(Dataset rows for apps and sites)
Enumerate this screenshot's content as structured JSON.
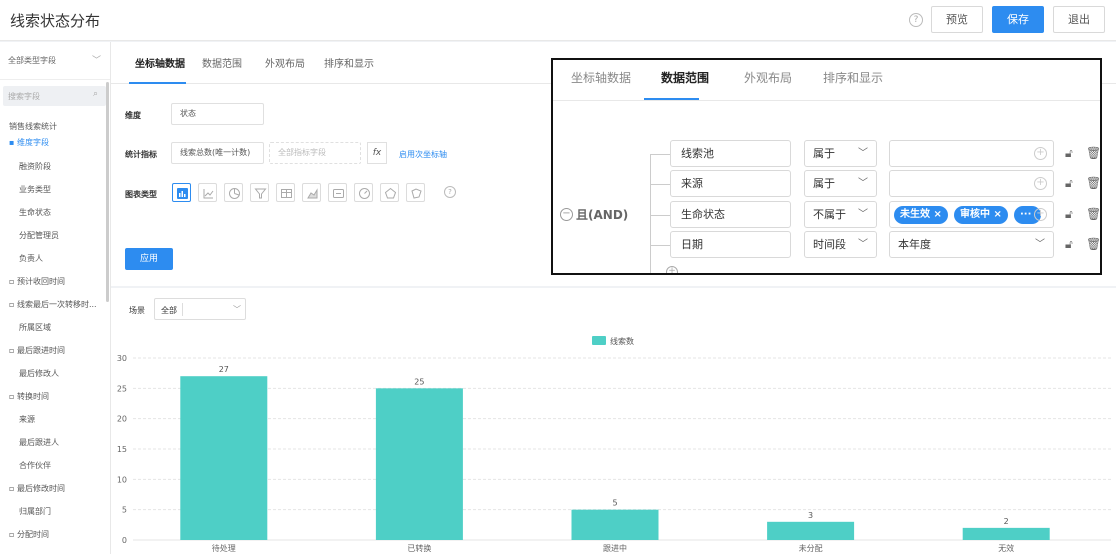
{
  "header": {
    "title": "线索状态分布",
    "preview": "预览",
    "save": "保存",
    "exit": "退出"
  },
  "sidebar": {
    "type_select": "全部类型字段",
    "search_placeholder": "搜索字段",
    "items": [
      "销售线索统计",
      "维度字段",
      "融资阶段",
      "业务类型",
      "生命状态",
      "分配管理员",
      "负责人",
      "预计收回时间",
      "线索最后一次转移时...",
      "所属区域",
      "最后跟进时间",
      "最后修改人",
      "转换时间",
      "来源",
      "最后跟进人",
      "合作伙伴",
      "最后修改时间",
      "归属部门",
      "分配时间"
    ]
  },
  "config": {
    "tabs": [
      "坐标轴数据",
      "数据范围",
      "外观布局",
      "排序和显示"
    ],
    "dimension_label": "维度",
    "dimension_value": "状态",
    "metric_label": "统计指标",
    "metric_value": "线索总数(唯一计数)",
    "metric_placeholder": "全部指标字段",
    "fx": "fx",
    "secondary_axis": "启用次坐标轴",
    "chart_type_label": "图表类型",
    "apply": "应用"
  },
  "scene": {
    "label": "场景",
    "value": "全部"
  },
  "filter_panel": {
    "tabs": [
      "坐标轴数据",
      "数据范围",
      "外观布局",
      "排序和显示"
    ],
    "logic": "且(AND)",
    "rows": [
      {
        "field": "线索池",
        "operator": "属于",
        "value": ""
      },
      {
        "field": "来源",
        "operator": "属于",
        "value": ""
      },
      {
        "field": "生命状态",
        "operator": "不属于",
        "tags": [
          "未生效 ×",
          "审核中 ×",
          "···"
        ]
      },
      {
        "field": "日期",
        "operator": "时间段",
        "value": "本年度"
      }
    ]
  },
  "chart_data": {
    "type": "bar",
    "legend": [
      "线索数"
    ],
    "categories": [
      "待处理",
      "已转换",
      "跟进中",
      "未分配",
      "无效"
    ],
    "series": [
      {
        "name": "线索数",
        "values": [
          27,
          25,
          5,
          3,
          2
        ]
      }
    ],
    "ylim": [
      0,
      30
    ],
    "yticks": [
      0,
      5,
      10,
      15,
      20,
      25,
      30
    ],
    "color": "#4ecfc6",
    "grid": true,
    "legend_position": "top-center"
  }
}
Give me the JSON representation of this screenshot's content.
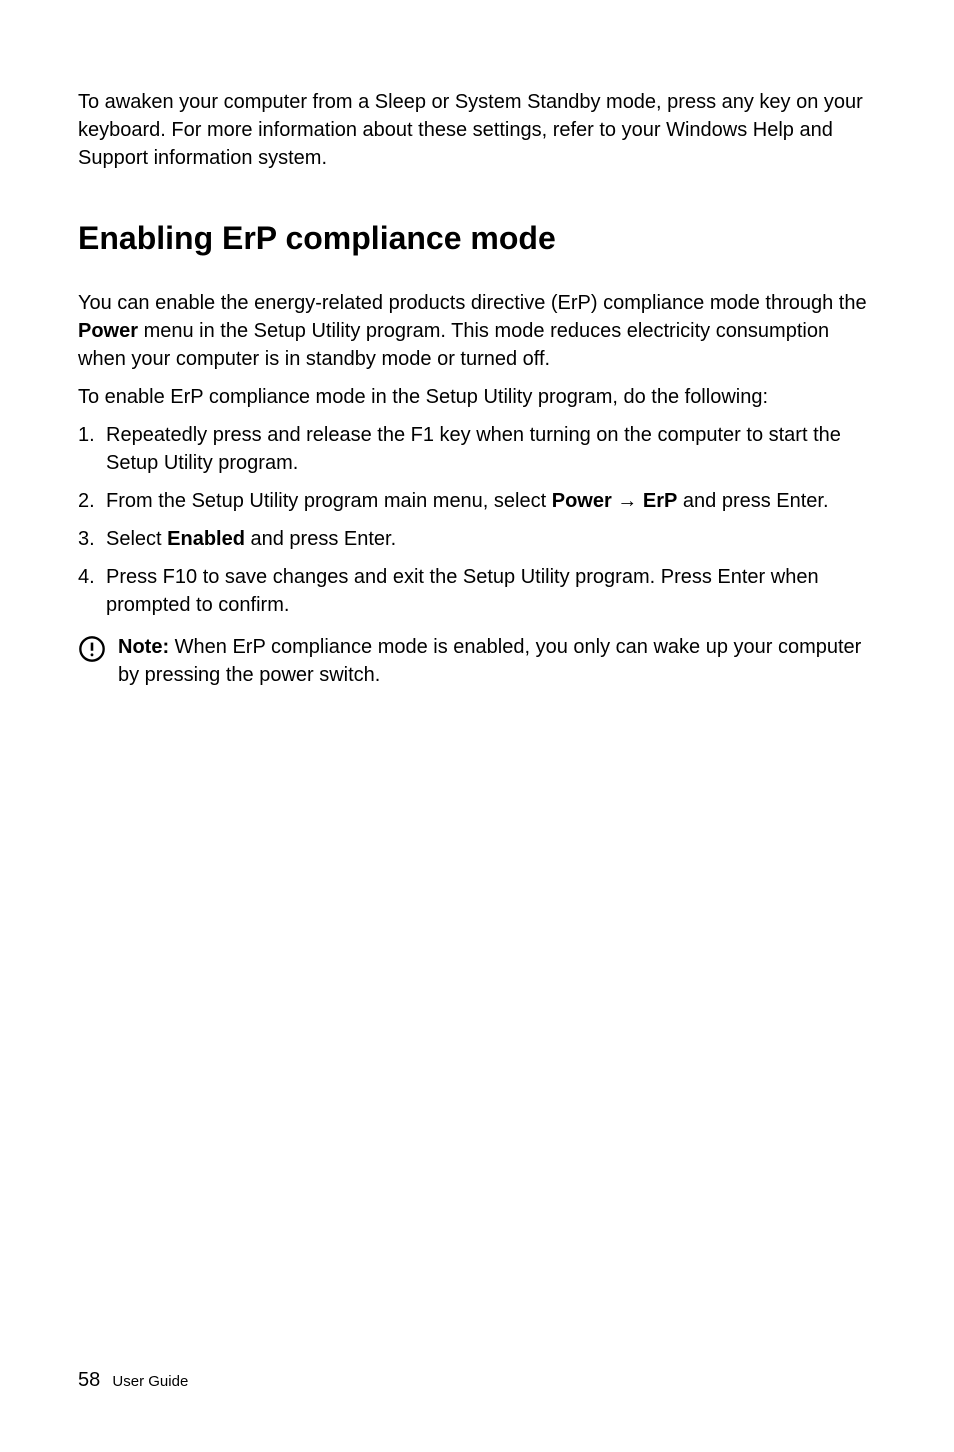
{
  "intro": "To awaken your computer from a Sleep or System Standby mode, press any key on your keyboard. For more information about these settings, refer to your Windows Help and Support information system.",
  "heading": "Enabling ErP compliance mode",
  "para1_a": "You can enable the energy-related products directive (ErP) compliance mode through the ",
  "para1_bold": "Power",
  "para1_b": " menu in the Setup Utility program. This mode reduces electricity consumption when your computer is in standby mode or turned off.",
  "para2": "To enable ErP compliance mode in the Setup Utility program, do the following:",
  "list": {
    "item1_num": "1.",
    "item1_text": "Repeatedly press and release the F1 key when turning on the computer to start the Setup Utility program.",
    "item2_num": "2.",
    "item2_a": "From the Setup Utility program main menu, select ",
    "item2_bold": "Power → ErP",
    "item2_b": " and press Enter.",
    "item3_num": "3.",
    "item3_a": "Select ",
    "item3_bold": "Enabled",
    "item3_b": " and press Enter.",
    "item4_num": "4.",
    "item4_text": "Press F10 to save changes and exit the Setup Utility program. Press Enter when prompted to confirm."
  },
  "note_label": "Note:",
  "note_text": " When ErP compliance mode is enabled, you only can wake up your computer by pressing the power switch.",
  "footer_page": "58",
  "footer_label": "User Guide"
}
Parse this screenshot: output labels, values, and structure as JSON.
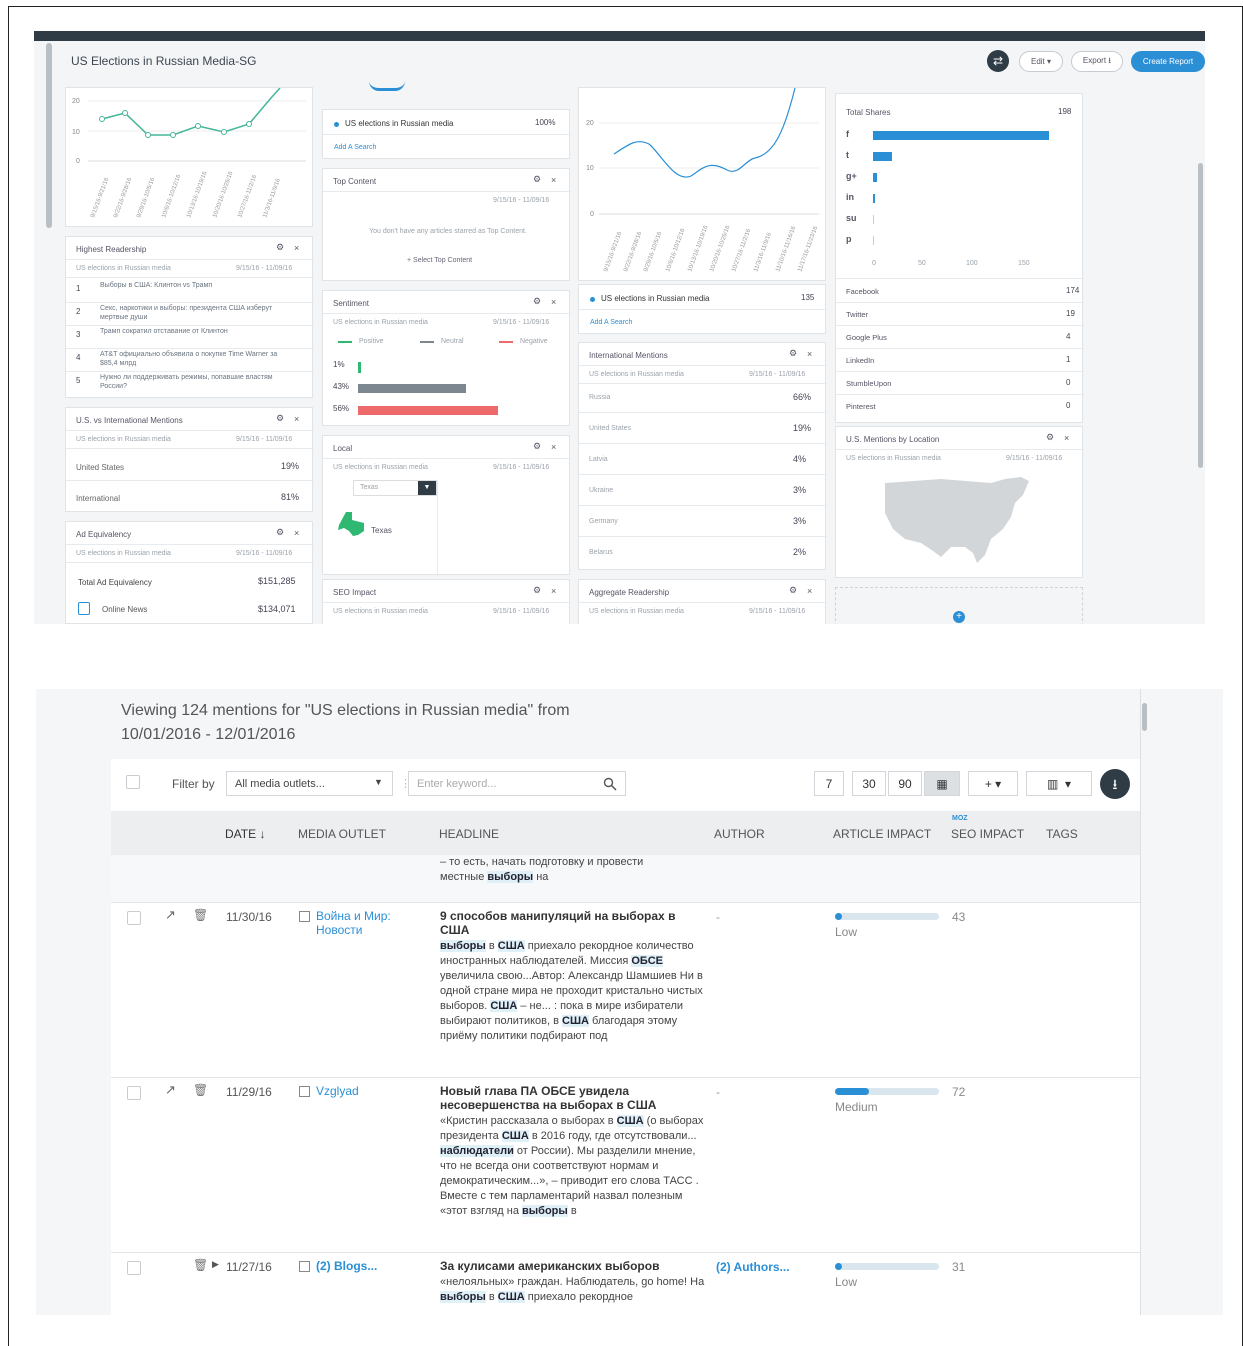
{
  "dashboard": {
    "title": "US Elections in Russian Media-SG",
    "header": {
      "edit": "Edit ▾",
      "export": "Export ⭳",
      "create_report": "Create Report"
    },
    "chart1": {
      "y_ticks": [
        "20",
        "10",
        "0"
      ],
      "x_ticks": [
        "9/15/16-9/21/16",
        "9/22/16-9/28/16",
        "9/29/16-10/5/16",
        "10/6/16-10/12/16",
        "10/13/16-10/19/16",
        "10/20/16-10/26/16",
        "10/27/16-11/2/16",
        "11/3/16-11/9/16"
      ]
    },
    "search_card": {
      "search_name": "US elections in Russian media",
      "search_pct": "100%",
      "add": "Add A Search"
    },
    "top_content": {
      "title": "Top Content",
      "date": "9/15/16 - 11/09/16",
      "empty": "You don't have any articles starred as Top Content.",
      "select": "+ Select Top Content"
    },
    "highest_readership": {
      "title": "Highest Readership",
      "subtitle": "US elections in Russian media",
      "date": "9/15/16 - 11/09/16",
      "items": [
        {
          "n": "1",
          "text": "Выборы в США: Клинтон vs Трамп"
        },
        {
          "n": "2",
          "text": "Секс, наркотики и выборы: президента США изберут мертвые души"
        },
        {
          "n": "3",
          "text": "Трамп сократил отставание от Клинтон"
        },
        {
          "n": "4",
          "text": "AT&T официально объявила о покупке Time Warner за $85,4 млрд"
        },
        {
          "n": "5",
          "text": "Нужно ли поддерживать режимы, попавшие властям России?"
        }
      ]
    },
    "sentiment": {
      "title": "Sentiment",
      "subtitle": "US elections in Russian media",
      "date": "9/15/16 - 11/09/16",
      "legend": [
        "Positive",
        "Neutral",
        "Negative"
      ],
      "values": [
        {
          "label": "1%",
          "frac": 0.01,
          "color": "#2eb872"
        },
        {
          "label": "43%",
          "frac": 0.43,
          "color": "#7d8790"
        },
        {
          "label": "56%",
          "frac": 0.56,
          "color": "#ee6a6a"
        }
      ]
    },
    "us_vs_intl": {
      "title": "U.S. vs International Mentions",
      "subtitle": "US elections in Russian media",
      "date": "9/15/16 - 11/09/16",
      "rows": [
        {
          "label": "United States",
          "value": "19%"
        },
        {
          "label": "International",
          "value": "81%"
        }
      ]
    },
    "local": {
      "title": "Local",
      "subtitle": "US elections in Russian media",
      "date": "9/15/16 - 11/09/16",
      "select": "Texas",
      "state": "Texas"
    },
    "ad_equiv": {
      "title": "Ad Equivalency",
      "subtitle": "US elections in Russian media",
      "date": "9/15/16 - 11/09/16",
      "total_label": "Total Ad Equivalency",
      "total": "$151,285",
      "online_label": "Online News",
      "online": "$134,071"
    },
    "seo": {
      "title": "SEO Impact",
      "subtitle": "US elections in Russian media",
      "date": "9/15/16 - 11/09/16"
    },
    "chart2": {
      "y_ticks": [
        "20",
        "10",
        "0"
      ],
      "x_ticks": [
        "9/15/16-9/21/16",
        "9/22/16-9/28/16",
        "9/29/16-10/5/16",
        "10/6/16-10/12/16",
        "10/13/16-10/19/16",
        "10/20/16-10/26/16",
        "10/27/16-11/2/16",
        "11/3/16-11/9/16",
        "11/10/16-11/16/16",
        "11/17/16-11/23/16"
      ],
      "search_name": "US elections in Russian media",
      "count": "135",
      "add": "Add A Search"
    },
    "intl_mentions": {
      "title": "International Mentions",
      "subtitle": "US elections in Russian media",
      "date": "9/15/16 - 11/09/16",
      "rows": [
        {
          "label": "Russia",
          "value": "66%"
        },
        {
          "label": "United States",
          "value": "19%"
        },
        {
          "label": "Latvia",
          "value": "4%"
        },
        {
          "label": "Ukraine",
          "value": "3%"
        },
        {
          "label": "Germany",
          "value": "3%"
        },
        {
          "label": "Belarus",
          "value": "2%"
        }
      ]
    },
    "agg_readership": {
      "title": "Aggregate Readership",
      "subtitle": "US elections in Russian media",
      "date": "9/15/16 - 11/09/16"
    },
    "shares": {
      "title": "Total Shares",
      "total": "198",
      "x_ticks": [
        "0",
        "50",
        "100",
        "150"
      ],
      "bars": [
        {
          "icon": "f",
          "value": 174
        },
        {
          "icon": "t",
          "value": 19
        },
        {
          "icon": "g+",
          "value": 4
        },
        {
          "icon": "in",
          "value": 1
        },
        {
          "icon": "su",
          "value": 0
        },
        {
          "icon": "p",
          "value": 0
        }
      ],
      "rows": [
        {
          "label": "Facebook",
          "value": "174"
        },
        {
          "label": "Twitter",
          "value": "19"
        },
        {
          "label": "Google Plus",
          "value": "4"
        },
        {
          "label": "LinkedIn",
          "value": "1"
        },
        {
          "label": "StumbleUpon",
          "value": "0"
        },
        {
          "label": "Pinterest",
          "value": "0"
        }
      ]
    },
    "us_location": {
      "title": "U.S. Mentions by Location",
      "subtitle": "US elections in Russian media",
      "date": "9/15/16 - 11/09/16"
    }
  },
  "mentions": {
    "title_line1": "Viewing 124 mentions for \"US elections in Russian media\" from",
    "title_line2": "10/01/2016 - 12/01/2016",
    "filter_label": "Filter by",
    "filter_value": "All media outlets...",
    "keyword_placeholder": "Enter keyword...",
    "ranges": [
      "7",
      "30",
      "90"
    ],
    "columns": {
      "date": "DATE ↓",
      "outlet": "MEDIA OUTLET",
      "headline": "HEADLINE",
      "author": "AUTHOR",
      "impact": "ARTICLE IMPACT",
      "seo_tag": "MOZ",
      "seo": "SEO IMPACT",
      "tags": "TAGS"
    },
    "partial_snippet": [
      "– то есть, начать подготовку и провести",
      "местные ",
      "выборы",
      " на"
    ],
    "rows": [
      {
        "date": "11/30/16",
        "outlet": "Война и Мир: Новости",
        "headline": "9 способов манипуляций на выборах в США",
        "snippet": "<span class=\"hl\">выборы</span> в <span class=\"hl\">США</span> приехало рекордное количество иностранных наблюдателей. Миссия <span class=\"hl\">ОБСЕ</span> увеличила свою...Автор: Александр Шамшиев Ни в одной стране мира не проходит кристально чистых выборов. <span class=\"hl\">США</span> – не... : пока в мире избиратели выбирают политиков, в <span class=\"hl\">США</span> благодаря этому приёму политики подбирают под",
        "author": "-",
        "impact": "Low",
        "impact_frac": 0.05,
        "seo": "43"
      },
      {
        "date": "11/29/16",
        "outlet": "Vzglyad",
        "headline": "Новый глава ПА ОБСЕ увидела несовершенства на выборах в США",
        "snippet": "«Кристин рассказала о выборах в <span class=\"hl\">США</span> (о выборах президента <span class=\"hl\">США</span> в 2016 году, где отсутствовали... <span class=\"hl\">наблюдатели</span> от России). Мы разделили мнение, что не всегда они соответствуют нормам и демократическим...», – приводит его слова ТАСС . Вместе с тем парламентарий назвал полезным «этот взгляд на <span class=\"hl\">выборы</span> в",
        "author": "-",
        "impact": "Medium",
        "impact_frac": 0.33,
        "seo": "72"
      },
      {
        "date": "11/27/16",
        "outlet": "(2) Blogs...",
        "headline": "За кулисами американских выборов",
        "snippet": "«нелояльных» граждан. Наблюдатель, go home! На <span class=\"hl\">выборы</span> в <span class=\"hl\">США</span> приехало рекордное",
        "author": "(2) Authors...",
        "impact": "Low",
        "impact_frac": 0.04,
        "seo": "31"
      }
    ]
  },
  "colors": {
    "accent": "#2b8fd6",
    "dark": "#2f3b45",
    "positive": "#2eb872",
    "negative": "#ee6a6a"
  }
}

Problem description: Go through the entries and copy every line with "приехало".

Answer:
        "snippet": "<span class=\"hl\">выборы</span> в <span class=\"hl\">США</span> приехало рекордное количество иностранных наблюдателей. Миссия <span class=\"hl\">ОБСЕ</span> увеличила свою...Автор: Александр Шамшиев Ни в одной стране мира не проходит кристально чистых выборов. <span class=\"hl\">США</span> – не... : пока в мире избиратели выбирают политиков, в <span class=\"hl\">США</span> благодаря этому приёму политики подбирают под",
        "snippet": "«нелояльных» граждан. Наблюдатель, go home! На <span class=\"hl\">выборы</span> в <span class=\"hl\">США</span> приехало рекордное",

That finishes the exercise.